--- EXERCISE PROMPT ---
In the entries below, every line that contains "price" must be located and copied.

--- SUPPLIED ENTRIES ---
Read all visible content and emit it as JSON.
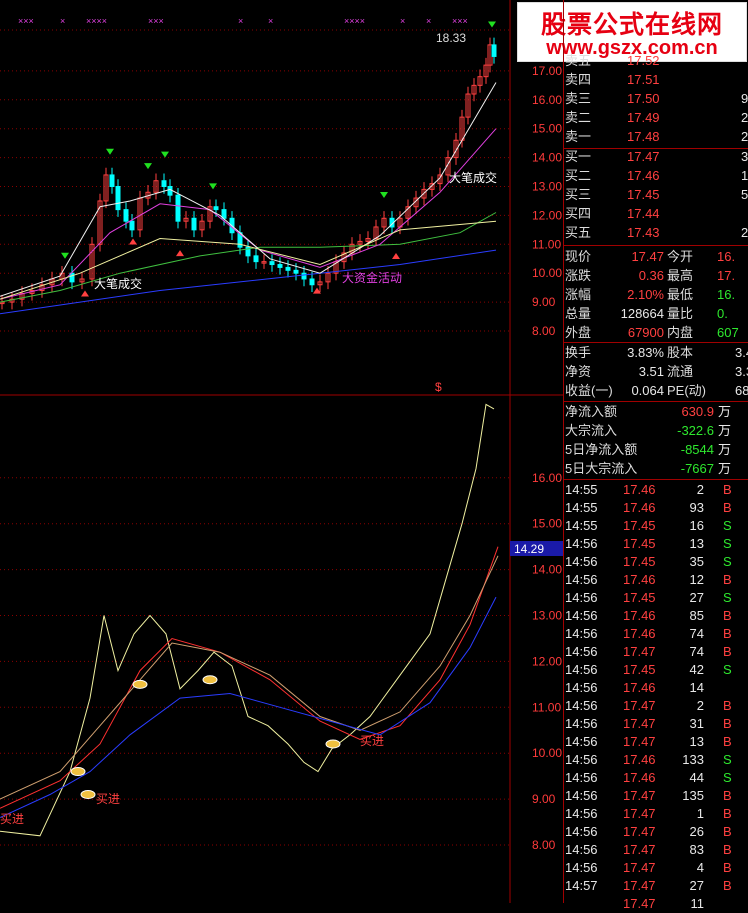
{
  "watermark": {
    "title": "股票公式在线网",
    "url": "www.gszx.com.cn"
  },
  "top_chart": {
    "y_ticks": [
      "17.00",
      "16.00",
      "15.00",
      "14.00",
      "13.00",
      "12.00",
      "11.00",
      "10.00",
      "9.00",
      "8.00"
    ],
    "y_min": 8.0,
    "y_max": 18.5,
    "high_label": "18.33",
    "annotations": {
      "big_deal_1": "大笔成交",
      "big_deal_2": "大笔成交",
      "big_money": "大资金活动"
    },
    "marker": "$"
  },
  "bottom_chart": {
    "y_ticks": [
      "16.00",
      "15.00",
      "14.00",
      "13.00",
      "12.00",
      "11.00",
      "10.00",
      "9.00",
      "8.00"
    ],
    "y_min": 7.6,
    "y_max": 17.7,
    "current_tag": "14.29",
    "buy_label": "买进"
  },
  "order_book": [
    {
      "label": "卖五",
      "price": "17.52",
      "vol": ""
    },
    {
      "label": "卖四",
      "price": "17.51",
      "vol": ""
    },
    {
      "label": "卖三",
      "price": "17.50",
      "vol": "9"
    },
    {
      "label": "卖二",
      "price": "17.49",
      "vol": "2"
    },
    {
      "label": "卖一",
      "price": "17.48",
      "vol": "2"
    },
    {
      "label": "买一",
      "price": "17.47",
      "vol": "3"
    },
    {
      "label": "买二",
      "price": "17.46",
      "vol": "1"
    },
    {
      "label": "买三",
      "price": "17.45",
      "vol": "5"
    },
    {
      "label": "买四",
      "price": "17.44",
      "vol": ""
    },
    {
      "label": "买五",
      "price": "17.43",
      "vol": "2"
    }
  ],
  "quote": [
    {
      "l1": "现价",
      "v1": "17.47",
      "c1": "red",
      "l2": "今开",
      "v2": "16.",
      "c2": "red"
    },
    {
      "l1": "涨跌",
      "v1": "0.36",
      "c1": "red",
      "l2": "最高",
      "v2": "17.",
      "c2": "red"
    },
    {
      "l1": "涨幅",
      "v1": "2.10%",
      "c1": "red",
      "l2": "最低",
      "v2": "16.",
      "c2": "green"
    },
    {
      "l1": "总量",
      "v1": "128664",
      "c1": "wht",
      "l2": "量比",
      "v2": "0.",
      "c2": "green"
    },
    {
      "l1": "外盘",
      "v1": "67900",
      "c1": "red",
      "l2": "内盘",
      "v2": "607",
      "c2": "green"
    }
  ],
  "fundamentals": [
    {
      "l1": "换手",
      "v1": "3.83%",
      "l2": "股本",
      "v2": "3.40"
    },
    {
      "l1": "净资",
      "v1": "3.51",
      "l2": "流通",
      "v2": "3.36"
    },
    {
      "l1": "收益(一)",
      "v1": "0.064",
      "l2": "PE(动)",
      "v2": "68"
    }
  ],
  "flows": [
    {
      "label": "净流入额",
      "value": "630.9",
      "unit": "万",
      "color": "red"
    },
    {
      "label": "大宗流入",
      "value": "-322.6",
      "unit": "万",
      "color": "green"
    },
    {
      "label": "5日净流入额",
      "value": "-8544",
      "unit": "万",
      "color": "green"
    },
    {
      "label": "5日大宗流入",
      "value": "-7667",
      "unit": "万",
      "color": "green"
    }
  ],
  "trades": [
    {
      "t": "14:55",
      "p": "17.46",
      "v": "2",
      "s": "B"
    },
    {
      "t": "14:55",
      "p": "17.46",
      "v": "93",
      "s": "B"
    },
    {
      "t": "14:55",
      "p": "17.45",
      "v": "16",
      "s": "S"
    },
    {
      "t": "14:56",
      "p": "17.45",
      "v": "13",
      "s": "S"
    },
    {
      "t": "14:56",
      "p": "17.45",
      "v": "35",
      "s": "S"
    },
    {
      "t": "14:56",
      "p": "17.46",
      "v": "12",
      "s": "B"
    },
    {
      "t": "14:56",
      "p": "17.45",
      "v": "27",
      "s": "S"
    },
    {
      "t": "14:56",
      "p": "17.46",
      "v": "85",
      "s": "B"
    },
    {
      "t": "14:56",
      "p": "17.46",
      "v": "74",
      "s": "B"
    },
    {
      "t": "14:56",
      "p": "17.47",
      "v": "74",
      "s": "B"
    },
    {
      "t": "14:56",
      "p": "17.45",
      "v": "42",
      "s": "S"
    },
    {
      "t": "14:56",
      "p": "17.46",
      "v": "14",
      "s": ""
    },
    {
      "t": "14:56",
      "p": "17.47",
      "v": "2",
      "s": "B"
    },
    {
      "t": "14:56",
      "p": "17.47",
      "v": "31",
      "s": "B"
    },
    {
      "t": "14:56",
      "p": "17.47",
      "v": "13",
      "s": "B"
    },
    {
      "t": "14:56",
      "p": "17.46",
      "v": "133",
      "s": "S"
    },
    {
      "t": "14:56",
      "p": "17.46",
      "v": "44",
      "s": "S"
    },
    {
      "t": "14:56",
      "p": "17.47",
      "v": "135",
      "s": "B"
    },
    {
      "t": "14:56",
      "p": "17.47",
      "v": "1",
      "s": "B"
    },
    {
      "t": "14:56",
      "p": "17.47",
      "v": "26",
      "s": "B"
    },
    {
      "t": "14:56",
      "p": "17.47",
      "v": "83",
      "s": "B"
    },
    {
      "t": "14:56",
      "p": "17.47",
      "v": "4",
      "s": "B"
    },
    {
      "t": "14:57",
      "p": "17.47",
      "v": "27",
      "s": "B"
    },
    {
      "t": "",
      "p": "17.47",
      "v": "11",
      "s": ""
    }
  ],
  "colors": {
    "up": "#ff4040",
    "down": "#2ee82e",
    "grid": "#8b0000",
    "frame": "#a00000"
  }
}
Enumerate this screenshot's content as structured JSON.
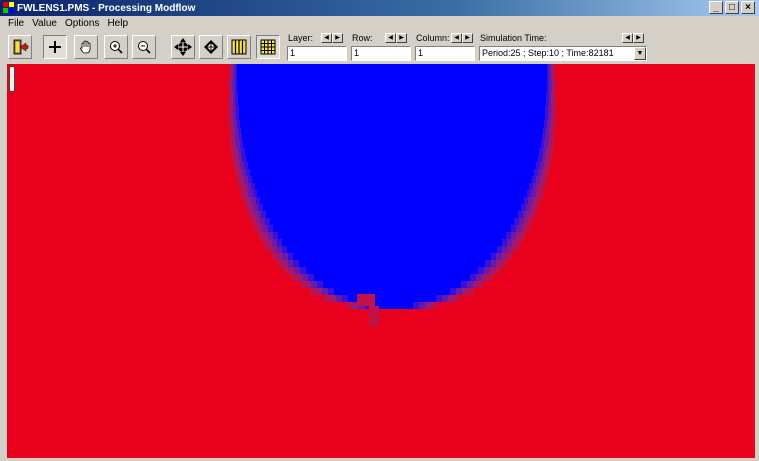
{
  "window": {
    "title": "FWLENS1.PMS - Processing Modflow",
    "buttons": [
      "_",
      "□",
      "×"
    ]
  },
  "menu": [
    "File",
    "Value",
    "Options",
    "Help"
  ],
  "toolbar": {
    "buttons": [
      {
        "name": "exit-icon"
      },
      {
        "name": "crosshair-icon"
      },
      {
        "name": "pan-hand-icon"
      },
      {
        "name": "zoom-in-icon"
      },
      {
        "name": "zoom-out-icon"
      },
      {
        "name": "move-arrows-icon"
      },
      {
        "name": "diamond-icon"
      },
      {
        "name": "grid-columns-icon"
      },
      {
        "name": "grid-cells-icon"
      }
    ],
    "layer": {
      "label": "Layer:",
      "value": "1"
    },
    "row": {
      "label": "Row:",
      "value": "1"
    },
    "column": {
      "label": "Column:",
      "value": "1"
    },
    "simulation_time": {
      "label": "Simulation Time:",
      "value": "Period:25 ; Step:10 ; Time:82181"
    }
  },
  "colors": {
    "background": "#e8001c",
    "plume": "#0000ff",
    "transition_1": "#3a10d8",
    "transition_2": "#6a1aa8",
    "transition_3": "#9a1a78",
    "transition_4": "#c01248"
  }
}
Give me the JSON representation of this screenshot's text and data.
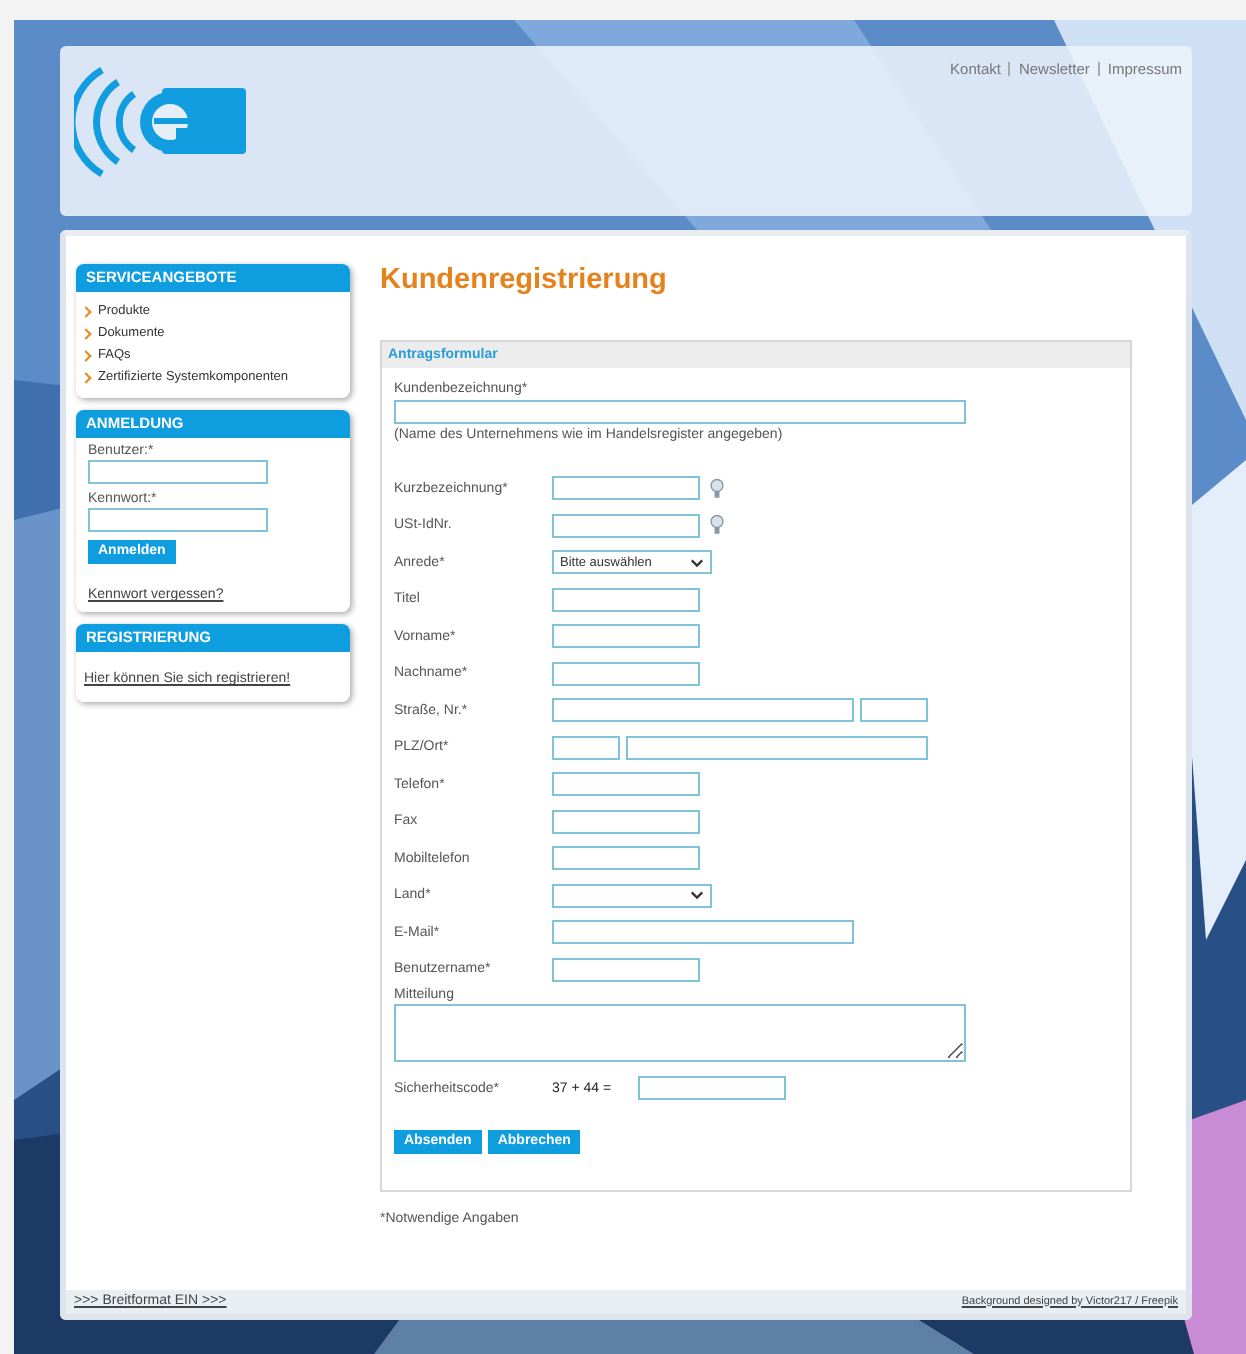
{
  "header": {
    "links": [
      "Kontakt",
      "Newsletter",
      "Impressum"
    ]
  },
  "sidebar": {
    "services": {
      "title": "SERVICEANGEBOTE",
      "items": [
        "Produkte",
        "Dokumente",
        "FAQs",
        "Zertifizierte Systemkomponenten"
      ]
    },
    "login": {
      "title": "ANMELDUNG",
      "user_label": "Benutzer:*",
      "password_label": "Kennwort:*",
      "button": "Anmelden",
      "forgot_link": "Kennwort vergessen?"
    },
    "registration": {
      "title": "REGISTRIERUNG",
      "link": "Hier können Sie sich registrieren!"
    }
  },
  "page_title": "Kundenregistrierung",
  "form": {
    "title": "Antragsformular",
    "customer_label": "Kundenbezeichnung*",
    "customer_note": "(Name des Unternehmens wie im Handelsregister angegeben)",
    "fields": [
      {
        "label": "Kurzbezeichnung*",
        "kind": "text",
        "hint": true
      },
      {
        "label": "USt-IdNr.",
        "kind": "text",
        "hint": true
      },
      {
        "label": "Anrede*",
        "kind": "select",
        "value": "Bitte auswählen"
      },
      {
        "label": "Titel",
        "kind": "text"
      },
      {
        "label": "Vorname*",
        "kind": "text"
      },
      {
        "label": "Nachname*",
        "kind": "text"
      },
      {
        "label": "Straße, Nr.*",
        "kind": "street"
      },
      {
        "label": "PLZ/Ort*",
        "kind": "zip-city"
      },
      {
        "label": "Telefon*",
        "kind": "text"
      },
      {
        "label": "Fax",
        "kind": "text"
      },
      {
        "label": "Mobiltelefon",
        "kind": "text"
      },
      {
        "label": "Land*",
        "kind": "select"
      },
      {
        "label": "E-Mail*",
        "kind": "wide"
      },
      {
        "label": "Benutzername*",
        "kind": "text"
      }
    ],
    "message_label": "Mitteilung",
    "captcha_label": "Sicherheitscode*",
    "captcha_question": "37 + 44 =",
    "buttons": [
      "Absenden",
      "Abbrechen"
    ]
  },
  "required_note": "*Notwendige Angaben",
  "footer": {
    "wide_link": ">>> Breitformat EIN >>>",
    "credit_link": "Background designed by Victor217 / Freepik"
  }
}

--- SOLUTION TO THIS PROBLEM ---
      "price": "17.52",
      "price": "17.51",
      "price": "17.50",
      "price": "17.49",
      "price": "17.48",
      "price": "17.47",
      "price": "17.46",
      "price": "17.45",
      "price": "17.44",
      "price": "17.43",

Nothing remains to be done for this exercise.